The Islamic state is portrayed by its strident champions as a perfect society, unlike liberal Western culture, which they disregard as corrupt. Those who buy into this vision face the option of either remaining within the West world they despire or fighting it to create their fantasyland. "For them, the choice is a no-brainer," Mr. Amarasingam said.
Let's start with a bit of common ground.
Truth is, there are a lot of people who aren't happy with the status quo in the West. We are disillusioned about policy makers and the policy making process; we're frustrated with the bleed of work into personal life, or vice versa; we worry that some nebulous other is taking away our identity.
That's the starting point.
Clearly, though, folk like Toronto-born terrorist Farah Shirdon have steered way of course, clearly.
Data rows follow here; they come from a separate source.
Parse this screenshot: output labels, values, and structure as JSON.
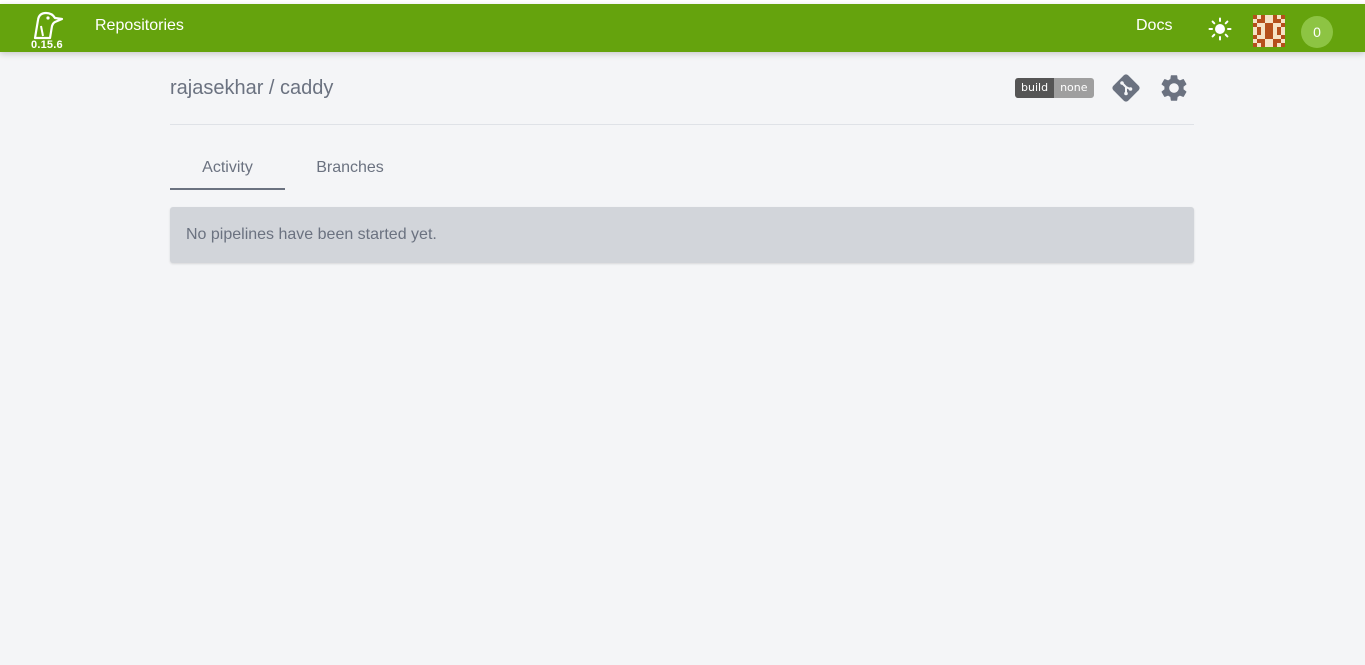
{
  "header": {
    "version": "0.15.6",
    "nav_repositories": "Repositories",
    "nav_docs": "Docs",
    "notification_count": "0",
    "logo_icon": "woodpecker-logo-icon",
    "theme_icon": "sun-icon",
    "accent_color": "#65a30d"
  },
  "repo": {
    "title": "rajasekhar / caddy",
    "badge_left": "build",
    "badge_right": "none",
    "git_icon": "git-icon",
    "settings_icon": "gear-icon"
  },
  "tabs": [
    {
      "label": "Activity",
      "active": true
    },
    {
      "label": "Branches",
      "active": false
    }
  ],
  "notice": {
    "text": "No pipelines have been started yet."
  }
}
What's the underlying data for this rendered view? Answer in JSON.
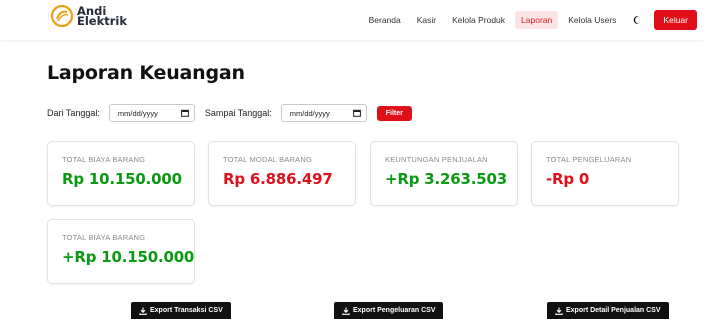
{
  "brand": {
    "line1": "Andi",
    "line2": "Elektrik"
  },
  "nav": {
    "items": [
      {
        "label": "Beranda"
      },
      {
        "label": "Kasir"
      },
      {
        "label": "Kelola Produk"
      },
      {
        "label": "Laporan",
        "active": true
      },
      {
        "label": "Kelola Users"
      }
    ],
    "theme_icon": "moon-icon",
    "logout_label": "Keluar"
  },
  "page": {
    "title": "Laporan Keuangan"
  },
  "filter": {
    "start_label": "Dari Tanggal:",
    "start_placeholder": "mm/dd/yyyy",
    "end_label": "Sampai Tanggal:",
    "end_placeholder": "mm/dd/yyyy",
    "button_label": "Filter"
  },
  "cards": [
    {
      "label": "TOTAL BIAYA BARANG",
      "value": "Rp 10.150.000",
      "color": "#0a9a12"
    },
    {
      "label": "TOTAL MODAL BARANG",
      "value": "Rp 6.886.497",
      "color": "#e0101a"
    },
    {
      "label": "KEUNTUNGAN PENJUALAN",
      "value": "+Rp 3.263.503",
      "color": "#0a9a12"
    },
    {
      "label": "TOTAL PENGELUARAN",
      "value": "-Rp 0",
      "color": "#e0101a"
    },
    {
      "label": "TOTAL BIAYA BARANG",
      "value": "+Rp 10.150.000",
      "color": "#0a9a12"
    }
  ],
  "exports": [
    {
      "label": "Export Transaksi CSV"
    },
    {
      "label": "Export Pengeluaran CSV"
    },
    {
      "label": "Export Detail Penjualan CSV"
    }
  ],
  "colors": {
    "accent": "#e0101a",
    "positive": "#0a9a12",
    "brand_orange": "#f39c12"
  }
}
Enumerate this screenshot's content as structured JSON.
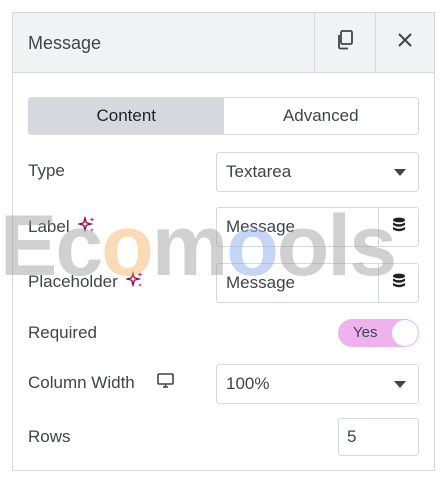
{
  "header": {
    "title": "Message"
  },
  "tabs": [
    {
      "label": "Content",
      "active": true
    },
    {
      "label": "Advanced",
      "active": false
    }
  ],
  "fields": {
    "type": {
      "label": "Type",
      "value": "Textarea"
    },
    "label": {
      "label": "Label",
      "value": "Message"
    },
    "placeholder": {
      "label": "Placeholder",
      "value": "Message"
    },
    "required": {
      "label": "Required",
      "toggle_text": "Yes",
      "on": true
    },
    "column_width": {
      "label": "Column Width",
      "value": "100%"
    },
    "rows": {
      "label": "Rows",
      "value": "5"
    }
  },
  "watermark": {
    "part1": "Ec",
    "o1": "o",
    "part2": "m",
    "o2": "o",
    "part3": "ols"
  },
  "colors": {
    "accent": "#f0b2ee",
    "sparkle": "#93003f",
    "border": "#d5d8dc",
    "header_bg": "#f1f2f3"
  },
  "icons": [
    "copy-icon",
    "close-icon",
    "sparkle-icon",
    "database-icon",
    "desktop-icon",
    "caret-down-icon"
  ]
}
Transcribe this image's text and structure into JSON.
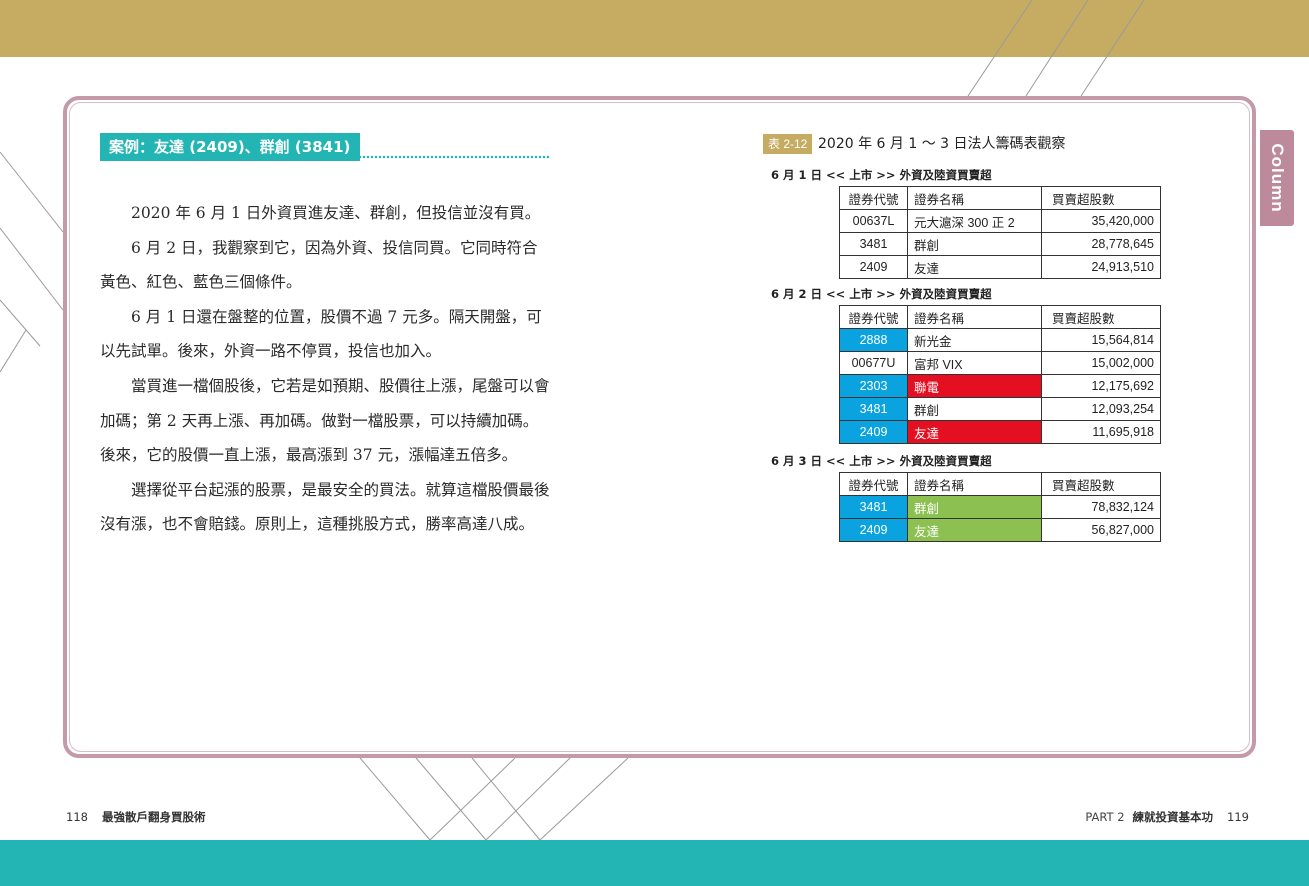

I mean, bullying your employees, talking down to a service person, even being racists or homophobic - it's convenient, it's an ego boost, it's funny in an ignorant way. But beheading people alive? Where does that get fun?
There is understandable concern at all levels about the emerging threat of radical Islam among young, Western-born youth. Part of this is practical - one of these kids could do on a murderous rampage, or become a suicide bomber. Part is more grandiose - is radical Islam an infection, creating a zombie hoard of mindless beheading monsters who will stop at nothing until everyone they see as not them is dead or enslaved?
Another part, however, is existential - if kids born and raised in an imperfect, yes, but better-than-the-alternative democratic society are willing to give this up, move to the desert and take up barbarism, what does that say about the system itself?
I get the concerns, and totally appreciate the connection to radical Islam. I'm less worked up about the infectious ideology as Islam, though. It could just as easily be Christianity. In fact, it was, in a previous time period - if anything, the ISIS migration can be seen as Islam's version of the Crusades.
There's no doubt that youth are buying in to the messaging ISIS is spinning; paradise, destroy the infidel, burn the corrupt west, so on and so forth. But what, really, is it that they are buying in to?
Let's step back a second and look at a couple of the myriad inconsistencies of the ISIS ideology.
They want to have "their" land and be left to it. Fine, they're North Korea. But they also want to fly their flag over the White House. That means they aren't content to have "their" land, they want to take over the world.
Even if you frame this as killing infidels, it actually amounts to imperialism, which is not part of standard Islamic ideology.
Young ISIS recruits are "tired of oppression" at home and joining ISIS, where they get to oppress the population of countries they frequently have no familial link to. Again, it's not about rejecting a system of oppression so much as wanting to be the oppressor.
The same applies to wanting the freedom to practice Sharia, but rejecting the choice of others to not practice Sharia.
Asked about the beheading, Shirdon went on an "eye for an eye, tooth for a tooth" rant - only the West doesn't do beheading, so what they're really about is escalation and terror tactics.
Take all of these points - rejection of someone else's oppression, wanting to be the oppressor; inconsistent premise of wanting to be left alone, but wanting to be in control, the distaste with decadence and wanting not to be exposed to it, the belligerence, ignorance, superiority complex, on and on it goes, the intentional, anger-drive brutality - the picture this paints isn't the one ISIS would have us see.
This isn't God's army imposing Armageddon. Quite the opposite - it's a group of primarily disenfranchised men rejecting not democracy or Western decadence, but self-regulation, discipline and the thin veneer of civility that separates us human animals from other animals.
Which brings us to another key element of what ISIS is about that these young recruits tend not to boast about so much - women.
Part of the "filth" they are running away from is clearly the preponderance and power of the opposite gender. In this regard, these recruits aren't much different from Elliot Rodger.
Seriously - listen to Farah Shirdon's interview, then watch Rodger's rant. The aggression, the tone - there's more than a little bit of similarity there, wouldn't you say?
ISIS is absolutely a threat, but not for the reasons we think. As such (and not being part of any security/intelligence apparatus) I'm not sure we're setting up to combat it in the right way.
The ideology of ISIS is about submission to the limbic brain, not god. You can't stone reactive fear and anger further into the stone age, but you can both cure and inoculate the Heart of Darkness with a little bit of light.
Or put another way - what these misbehaving boys need is a woman's touch.